While Django doesn’t come out of the box with Web Socket support, today we have very good options for using WebSockets with Django. In the past, there were many attempts to glue WebSockets into Django and some even worked well. But today they are not maintained or are not the ideal implementation.
It can be hard to know which of these options is the best to use so in this post I’ll present you with the two best options for WebSockets I see today in Django.
The Blessed One: Django Channels
Django Channels is as close to you’re going to get to official WebSocket support in Django. It was started by Andrew Godwin, who gave us great things like database migrations in core Django. It may eventually make its way into core Django, but for right now, it's an external library that integrates well with Django.
Django Channels gives you an abstraction layer that helps you implement WebSockets, HTTP2, background tasks and more. It also comes with other features like Groups and Data Binding that will help you accomplish some really complex tasks with Django pretty easily.
So if Django Channels is so awesome, why use anything else? The cost of all these advanced features is a more complex system with multiple layers to deploy and maintain. To support all these features you need an ASGI server, Django workers, and something to route ASGI requests like Redis. This is most likely in addition to normal Django web workers to handle normal everyday HTTP requests. If you have an application that needs some of Django Channels features, then the complexity is warranted; however, if you just need a WebSocket to do a simple task for you and you’re not building the next Slack, then a smaller solution is better.

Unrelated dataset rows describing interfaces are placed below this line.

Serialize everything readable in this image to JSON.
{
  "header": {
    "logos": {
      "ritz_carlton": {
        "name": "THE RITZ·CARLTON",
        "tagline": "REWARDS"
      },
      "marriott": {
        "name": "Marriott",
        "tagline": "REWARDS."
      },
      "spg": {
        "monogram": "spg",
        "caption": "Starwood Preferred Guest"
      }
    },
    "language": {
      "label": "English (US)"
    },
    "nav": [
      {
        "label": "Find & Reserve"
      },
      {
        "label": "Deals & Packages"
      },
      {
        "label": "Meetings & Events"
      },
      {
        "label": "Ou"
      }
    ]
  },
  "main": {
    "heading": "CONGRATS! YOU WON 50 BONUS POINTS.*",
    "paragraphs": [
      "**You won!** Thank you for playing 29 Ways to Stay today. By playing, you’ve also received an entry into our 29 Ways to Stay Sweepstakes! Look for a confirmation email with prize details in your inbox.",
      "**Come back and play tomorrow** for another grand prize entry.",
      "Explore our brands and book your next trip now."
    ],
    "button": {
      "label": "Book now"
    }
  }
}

MacGyvering WebSockets: Tornado
Another great web framework for Python is Tornado and it comes with WebSockets built-in. It gives you a lower-level implementation but is very easy to use and great for implementing simpler use cases.
Wouldn’t it be great if we could tack on some Tornado in our Django and use both? You could do this by running two different workers, one for Tornado and one for Django. But we can do even better. Tornado has a fallback handler, which lets you create a Tornado app that can handle our WebSockets but otherwise fall back to Django. It sounds pretty hackish, but it actually works really well.
Here’s a template to get you started with your Tornado + Django integration.
This code comes from a project where I did a Progressive Web App. Since PWAs cache themselves offline, I needed a way to send a new release signal so the app updates appropriately. I accomplished this with a WebSocket that pushes a message out when data in the app has changed.
This piece of code replaces your runserver command like Gunicorn or µWsgi. To run your Django app, you now run python run_tornado.py. Tornado will intercept any requests that match your WebSocket URL or otherwise pass it to your Django app. It’s a really simple and elegant way to tack on real-time goodness to Django without much work and extra overhead.
Paul Bailey is a Full Stack Immersive instructor in our Houston campus. Interested in how you can jump-start your career as a new developer? Download our course packet for more information about our programs!